USW Specialized Emergency Response Trainers visit southern California

Twelve Specialized Emergency Response Trainers (SERTs), along with Tony Mazzocchi Center (TMC) and Labor Institute consortium partner staff, met in Pasadena, Calif., in late spring 2023.

The week-long visit, to engage potential partner organizations for future cooperation around disaster preparedness, produced positive and lasting results.

The SERTs met with no less than seven organizations. Among them were the University of California Los Angeles (UCLA) Labor Occupational Safety and Health Program (LOSH), Instituto de Educación Popular del Sur de California (IDEPSCA), National Day Laborer Organizing Network (NDLON), Southern California Coalition for Occupational Safety and Health (SoCal COSH), Watts CERT program, Las Angeles County Department of Public Health, and Angeles National Forest, of the United States Department of Agriculture Forest Service. Each day, the SERTs connected with leadership-level representatives from the organizations and discussed ways to create pathways for future communication.

Given the United Steelworkers (USW)’s presence in southern California (USW District 12), the SERTs leadership decided that due to the range of probable disasters in the area, an active investigation was needed to know what specific kinds of preparedness curriculum might be needed for both the union and community groups. Since the SERTs themselves come with formidable range of health and safety experience from diverse industrial sectors, a high level of synergy between the SERTs and the guests was maintained throughout week.

One of the field visits had SERTs members role-playing street-level recruitment. The exercise was led by activists from NDLON (a consortium member under the Worker Education Training Program grant, administered by the TMC). This person-to-person method of organizing is a tried-and-true method of organizing in the labor movement. Over many years, NDLON has amassed a wide array of educational pamphlets, ranging from worker rights under the Occupational Safety and Health Administration (OSHA) to disaster cleanup basic guidelines to communicable diseases. The overarching lesson learned by these activities was fundamental: workers are best protected by those organizations which involve workers at the ground level.

A highlight of the visit involved SERTs appearing on NDLON’s radio show called “Radio Jornalera” (day laborer radio). The show airs around the clock nationally by way of the Internet. It covers issues such as wage theft, health and safety abuses, as well as public health issues. Additionally, the show features key activists relaying updates on a wide array of campaigns involving immigrant workers.
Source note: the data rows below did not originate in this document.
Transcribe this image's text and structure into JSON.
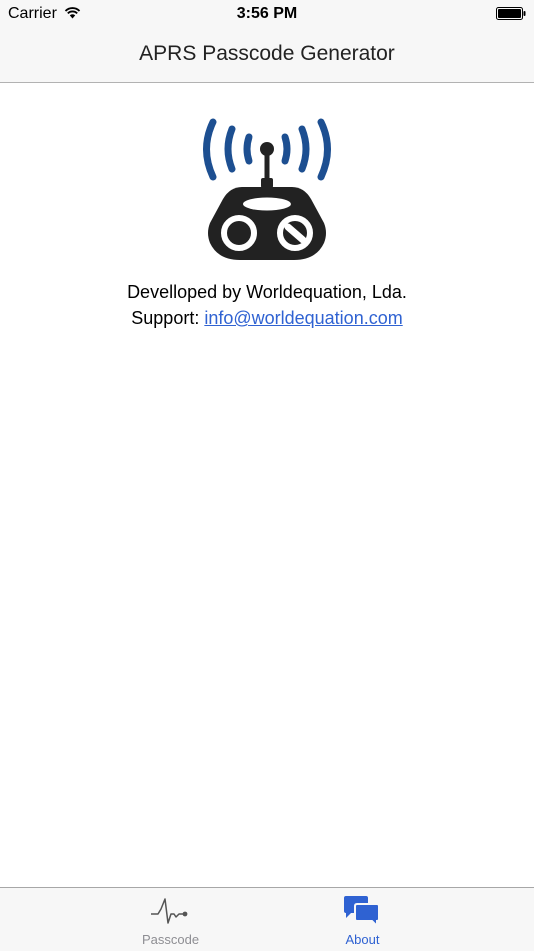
{
  "status_bar": {
    "carrier": "Carrier",
    "time": "3:56 PM"
  },
  "nav": {
    "title": "APRS Passcode Generator"
  },
  "about": {
    "developer_text": "Develloped by Worldequation, Lda.",
    "support_label": "Support: ",
    "support_email": "info@worldequation.com"
  },
  "tabs": [
    {
      "label": "Passcode",
      "icon": "waveform-icon",
      "selected": false
    },
    {
      "label": "About",
      "icon": "chat-bubbles-icon",
      "selected": true
    }
  ],
  "colors": {
    "accent": "#2f62d2",
    "logo_waves": "#1d4f91",
    "logo_body": "#222222",
    "tab_inactive": "#8e8e93"
  }
}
SERTs leaders, Arturo Archila (Labor Institute) and Debora Gonzales (NDLON) were featured on the show and they talked about the role that immigrant workers are playing in disaster cleanups nationwide, from floods in northern California to hurricanes along the Gulf Coast and in Puerto Rico. It is no secret that extreme weather events are quickly becoming the norm; and given NDLON’s increasing ties with the USW, the possibility of working hand in hand on common issues, is every day becoming more of a reality.

Another highlight during the week was when Fire Prevention Battalion Chief Seneca Smith (Angeles National Forest, USDA Forest Service) educated the SERTs on the nature of fires in southern California. This included scenarios in which urban centers become rapidly engulfed by lethal fires. Discussed were prevention techniques that the forest service employs throughout the year as well as an overview on how area governmental departments and community groups communicate as emergencies unfold. This was especially useful in that fire emergencies are a relatively new area of activity for the SERTs. Afterwards, the whole group toured the Hahamongna Watershed Park where they got to experience firsthand the types of regional plants that are the most combustive. The hike also served as a refreshing break from the week-long educational activities in the hotel conference room.

The visit to southern California substantially amplified the SERTs team’s arsenal of disaster preparedness knowledge. These new perspectives were directly applied to the SERTs enhancement training at USW headquarters in Pittsburgh, Pa., in July. During that week-long meeting, new SERTs recruits were introduced not only to the lessons learned in Pasadena, but also to those from the visit to New Orleans, La., in 2022.